BEGIN

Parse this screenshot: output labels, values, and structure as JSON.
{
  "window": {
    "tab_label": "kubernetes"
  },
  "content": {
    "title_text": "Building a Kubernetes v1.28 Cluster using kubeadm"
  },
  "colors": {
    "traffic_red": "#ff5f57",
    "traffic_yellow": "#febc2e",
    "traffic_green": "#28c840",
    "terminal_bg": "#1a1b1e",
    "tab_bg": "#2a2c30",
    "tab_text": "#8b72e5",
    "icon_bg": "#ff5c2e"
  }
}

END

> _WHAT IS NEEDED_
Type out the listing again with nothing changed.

> _TASK OUTPUT_
Parse this screenshot: output labels, values, and structure as JSON.
{
  "window": {
    "tab_label": "kubernetes"
  },
  "content": {
    "title_text": "Building a Kubernetes v1.28 Cluster using kubeadm"
  },
  "colors": {
    "traffic_red": "#ff5f57",
    "traffic_yellow": "#febc2e",
    "traffic_green": "#28c840",
    "terminal_bg": "#1a1b1e",
    "tab_bg": "#2a2c30",
    "tab_text": "#8b72e5",
    "icon_bg": "#ff5c2e"
  }
}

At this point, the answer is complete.